> _Exercise prompt_
Reproduce the data below in full and exclude every picture.

==========

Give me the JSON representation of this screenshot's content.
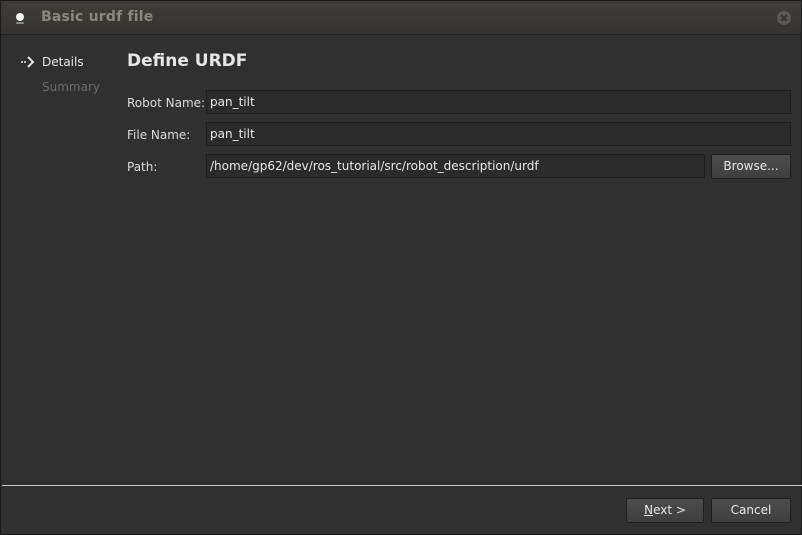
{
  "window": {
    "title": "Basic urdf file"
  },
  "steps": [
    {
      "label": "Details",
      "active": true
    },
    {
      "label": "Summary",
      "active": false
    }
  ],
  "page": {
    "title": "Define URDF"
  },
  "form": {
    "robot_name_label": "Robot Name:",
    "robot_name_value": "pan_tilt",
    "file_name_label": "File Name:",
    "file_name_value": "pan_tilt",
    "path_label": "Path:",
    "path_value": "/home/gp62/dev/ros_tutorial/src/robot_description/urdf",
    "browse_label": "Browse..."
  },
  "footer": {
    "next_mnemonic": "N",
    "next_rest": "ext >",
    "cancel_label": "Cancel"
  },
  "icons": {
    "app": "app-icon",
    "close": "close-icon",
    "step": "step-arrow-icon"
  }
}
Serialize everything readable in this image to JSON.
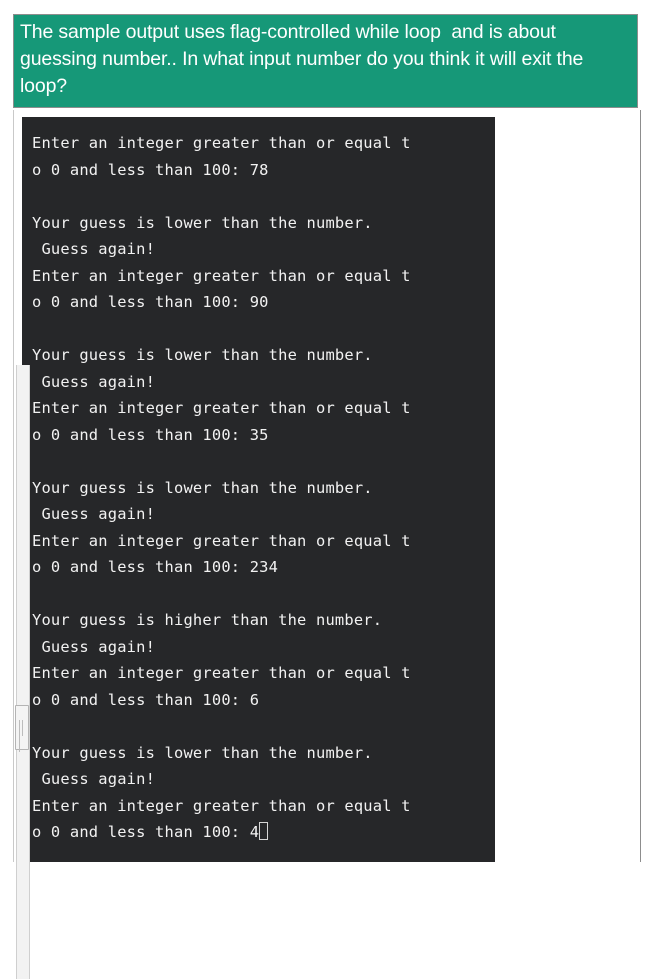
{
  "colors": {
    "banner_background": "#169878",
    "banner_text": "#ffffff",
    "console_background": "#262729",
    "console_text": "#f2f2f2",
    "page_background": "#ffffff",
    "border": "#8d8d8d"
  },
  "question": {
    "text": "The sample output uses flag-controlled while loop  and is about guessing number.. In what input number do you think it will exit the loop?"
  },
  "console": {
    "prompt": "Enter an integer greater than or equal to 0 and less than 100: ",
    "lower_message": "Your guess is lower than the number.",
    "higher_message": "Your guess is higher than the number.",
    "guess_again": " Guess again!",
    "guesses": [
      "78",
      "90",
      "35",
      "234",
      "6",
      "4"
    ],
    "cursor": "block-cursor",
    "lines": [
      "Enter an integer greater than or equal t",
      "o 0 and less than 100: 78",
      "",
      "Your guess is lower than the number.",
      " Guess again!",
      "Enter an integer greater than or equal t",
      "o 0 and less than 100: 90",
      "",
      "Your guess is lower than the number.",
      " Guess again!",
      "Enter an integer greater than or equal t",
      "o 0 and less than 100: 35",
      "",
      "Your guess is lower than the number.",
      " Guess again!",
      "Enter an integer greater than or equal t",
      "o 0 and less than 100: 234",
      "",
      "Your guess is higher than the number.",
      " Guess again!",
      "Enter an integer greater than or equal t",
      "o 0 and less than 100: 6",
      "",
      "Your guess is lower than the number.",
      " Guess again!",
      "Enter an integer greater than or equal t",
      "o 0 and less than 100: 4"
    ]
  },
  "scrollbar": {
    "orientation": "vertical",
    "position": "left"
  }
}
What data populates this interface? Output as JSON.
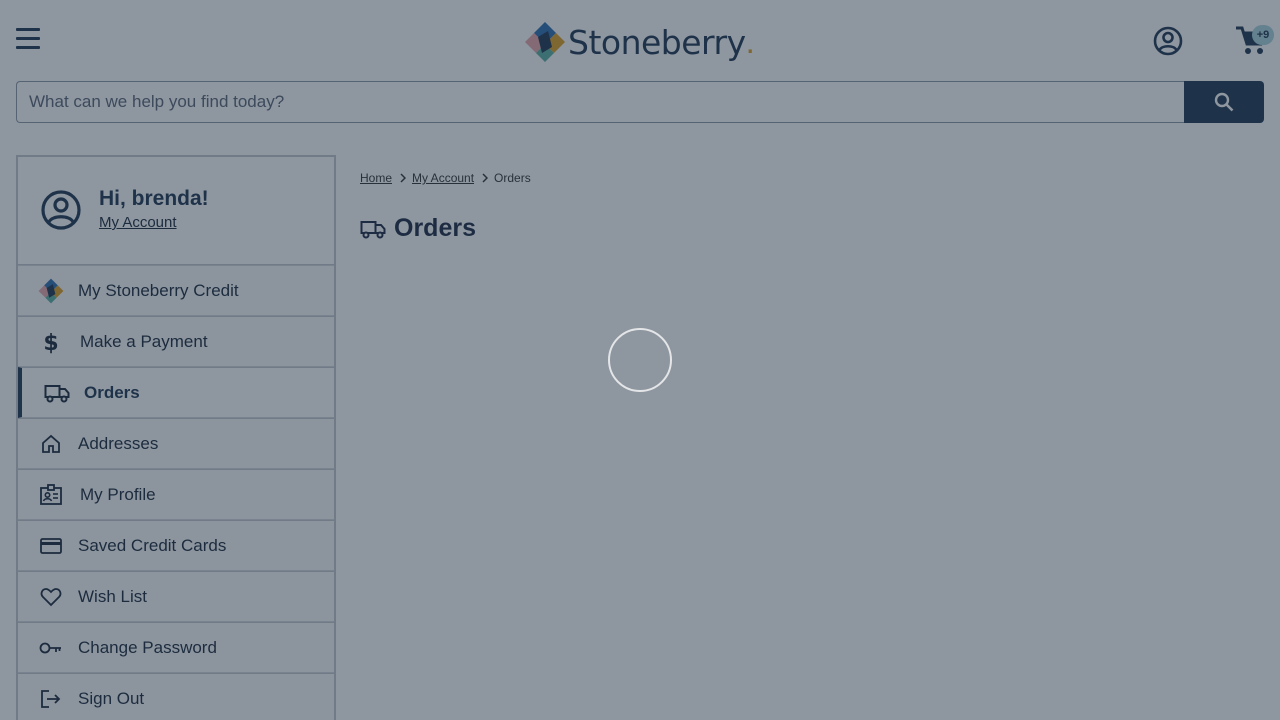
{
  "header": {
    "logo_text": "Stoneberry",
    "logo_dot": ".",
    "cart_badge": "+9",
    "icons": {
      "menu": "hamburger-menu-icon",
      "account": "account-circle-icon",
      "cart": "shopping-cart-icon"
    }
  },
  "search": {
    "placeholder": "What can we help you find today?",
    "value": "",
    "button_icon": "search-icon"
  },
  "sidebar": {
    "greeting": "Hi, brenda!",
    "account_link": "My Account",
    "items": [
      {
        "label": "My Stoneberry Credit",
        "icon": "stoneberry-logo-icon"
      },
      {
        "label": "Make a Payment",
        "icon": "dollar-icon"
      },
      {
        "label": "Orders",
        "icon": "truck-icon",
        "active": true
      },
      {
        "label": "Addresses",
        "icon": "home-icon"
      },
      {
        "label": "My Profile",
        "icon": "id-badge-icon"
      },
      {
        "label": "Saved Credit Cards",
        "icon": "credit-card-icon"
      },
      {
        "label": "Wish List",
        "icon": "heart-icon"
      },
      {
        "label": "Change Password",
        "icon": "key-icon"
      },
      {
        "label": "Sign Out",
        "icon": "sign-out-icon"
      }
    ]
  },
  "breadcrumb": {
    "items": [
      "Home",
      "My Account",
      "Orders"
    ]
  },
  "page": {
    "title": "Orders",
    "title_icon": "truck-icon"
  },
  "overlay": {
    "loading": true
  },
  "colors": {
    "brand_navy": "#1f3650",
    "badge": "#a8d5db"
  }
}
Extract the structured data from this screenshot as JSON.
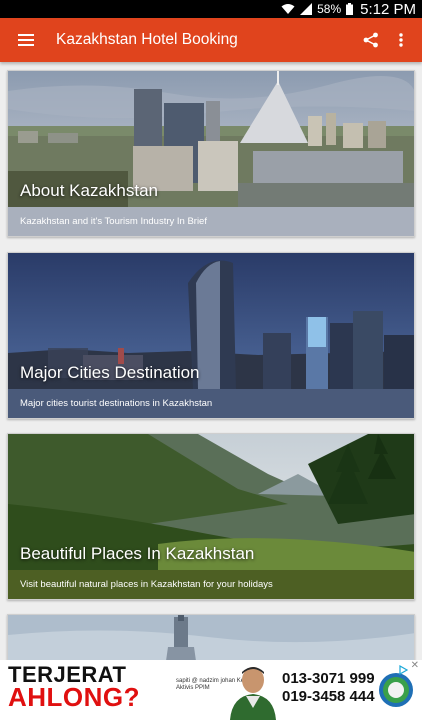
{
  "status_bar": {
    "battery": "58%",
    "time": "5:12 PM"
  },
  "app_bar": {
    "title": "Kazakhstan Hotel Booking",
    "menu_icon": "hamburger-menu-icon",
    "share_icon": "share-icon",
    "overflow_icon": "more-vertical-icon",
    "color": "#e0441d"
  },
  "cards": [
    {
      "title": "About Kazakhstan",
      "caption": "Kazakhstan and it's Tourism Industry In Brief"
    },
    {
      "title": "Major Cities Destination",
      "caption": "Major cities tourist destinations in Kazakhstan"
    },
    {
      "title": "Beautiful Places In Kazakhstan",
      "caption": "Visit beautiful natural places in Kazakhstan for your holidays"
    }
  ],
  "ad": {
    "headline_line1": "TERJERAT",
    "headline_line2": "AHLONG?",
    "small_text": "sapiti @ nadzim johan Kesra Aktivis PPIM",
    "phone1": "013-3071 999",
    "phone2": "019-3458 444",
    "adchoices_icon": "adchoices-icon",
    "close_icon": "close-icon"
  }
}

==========

> _Your response_
Give me the JSON representation of this screenshot's content.
{
  "window": {
    "title": "Basic urdf file"
  },
  "steps": [
    {
      "label": "Details",
      "active": true
    },
    {
      "label": "Summary",
      "active": false
    }
  ],
  "page": {
    "title": "Define URDF"
  },
  "form": {
    "robot_name_label": "Robot Name:",
    "robot_name_value": "pan_tilt",
    "file_name_label": "File Name:",
    "file_name_value": "pan_tilt",
    "path_label": "Path:",
    "path_value": "/home/gp62/dev/ros_tutorial/src/robot_description/urdf",
    "browse_label": "Browse..."
  },
  "footer": {
    "next_mnemonic": "N",
    "next_rest": "ext >",
    "cancel_label": "Cancel"
  },
  "icons": {
    "app": "app-icon",
    "close": "close-icon",
    "step": "step-arrow-icon"
  }
}
Serialize everything readable in this image to JSON.
{
  "colors": {
    "banner_background": "#169878",
    "banner_text": "#ffffff",
    "console_background": "#262729",
    "console_text": "#f2f2f2",
    "page_background": "#ffffff",
    "border": "#8d8d8d"
  },
  "question": {
    "text": "The sample output uses flag-controlled while loop  and is about guessing number.. In what input number do you think it will exit the loop?"
  },
  "console": {
    "prompt": "Enter an integer greater than or equal to 0 and less than 100: ",
    "lower_message": "Your guess is lower than the number.",
    "higher_message": "Your guess is higher than the number.",
    "guess_again": " Guess again!",
    "guesses": [
      "78",
      "90",
      "35",
      "234",
      "6",
      "4"
    ],
    "cursor": "block-cursor",
    "lines": [
      "Enter an integer greater than or equal t",
      "o 0 and less than 100: 78",
      "",
      "Your guess is lower than the number.",
      " Guess again!",
      "Enter an integer greater than or equal t",
      "o 0 and less than 100: 90",
      "",
      "Your guess is lower than the number.",
      " Guess again!",
      "Enter an integer greater than or equal t",
      "o 0 and less than 100: 35",
      "",
      "Your guess is lower than the number.",
      " Guess again!",
      "Enter an integer greater than or equal t",
      "o 0 and less than 100: 234",
      "",
      "Your guess is higher than the number.",
      " Guess again!",
      "Enter an integer greater than or equal t",
      "o 0 and less than 100: 6",
      "",
      "Your guess is lower than the number.",
      " Guess again!",
      "Enter an integer greater than or equal t",
      "o 0 and less than 100: 4"
    ]
  },
  "scrollbar": {
    "orientation": "vertical",
    "position": "left"
  }
}
What data populates this interface? Output as JSON.
{
  "header": {
    "logo_text": "Stoneberry",
    "logo_dot": ".",
    "cart_badge": "+9",
    "icons": {
      "menu": "hamburger-menu-icon",
      "account": "account-circle-icon",
      "cart": "shopping-cart-icon"
    }
  },
  "search": {
    "placeholder": "What can we help you find today?",
    "value": "",
    "button_icon": "search-icon"
  },
  "sidebar": {
    "greeting": "Hi, brenda!",
    "account_link": "My Account",
    "items": [
      {
        "label": "My Stoneberry Credit",
        "icon": "stoneberry-logo-icon"
      },
      {
        "label": "Make a Payment",
        "icon": "dollar-icon"
      },
      {
        "label": "Orders",
        "icon": "truck-icon",
        "active": true
      },
      {
        "label": "Addresses",
        "icon": "home-icon"
      },
      {
        "label": "My Profile",
        "icon": "id-badge-icon"
      },
      {
        "label": "Saved Credit Cards",
        "icon": "credit-card-icon"
      },
      {
        "label": "Wish List",
        "icon": "heart-icon"
      },
      {
        "label": "Change Password",
        "icon": "key-icon"
      },
      {
        "label": "Sign Out",
        "icon": "sign-out-icon"
      }
    ]
  },
  "breadcrumb": {
    "items": [
      "Home",
      "My Account",
      "Orders"
    ]
  },
  "page": {
    "title": "Orders",
    "title_icon": "truck-icon"
  },
  "overlay": {
    "loading": true
  },
  "colors": {
    "brand_navy": "#1f3650",
    "badge": "#a8d5db"
  }
}
Extract the structured data from this screenshot as JSON.
{
  "status_bar": {
    "battery": "58%",
    "time": "5:12 PM"
  },
  "app_bar": {
    "title": "Kazakhstan Hotel Booking",
    "menu_icon": "hamburger-menu-icon",
    "share_icon": "share-icon",
    "overflow_icon": "more-vertical-icon",
    "color": "#e0441d"
  },
  "cards": [
    {
      "title": "About Kazakhstan",
      "caption": "Kazakhstan and it's Tourism Industry In Brief"
    },
    {
      "title": "Major Cities Destination",
      "caption": "Major cities tourist destinations in Kazakhstan"
    },
    {
      "title": "Beautiful Places In Kazakhstan",
      "caption": "Visit beautiful natural places in Kazakhstan for your holidays"
    }
  ],
  "ad": {
    "headline_line1": "TERJERAT",
    "headline_line2": "AHLONG?",
    "small_text": "sapiti @ nadzim johan Kesra Aktivis PPIM",
    "phone1": "013-3071 999",
    "phone2": "019-3458 444",
    "adchoices_icon": "adchoices-icon",
    "close_icon": "close-icon"
  }
}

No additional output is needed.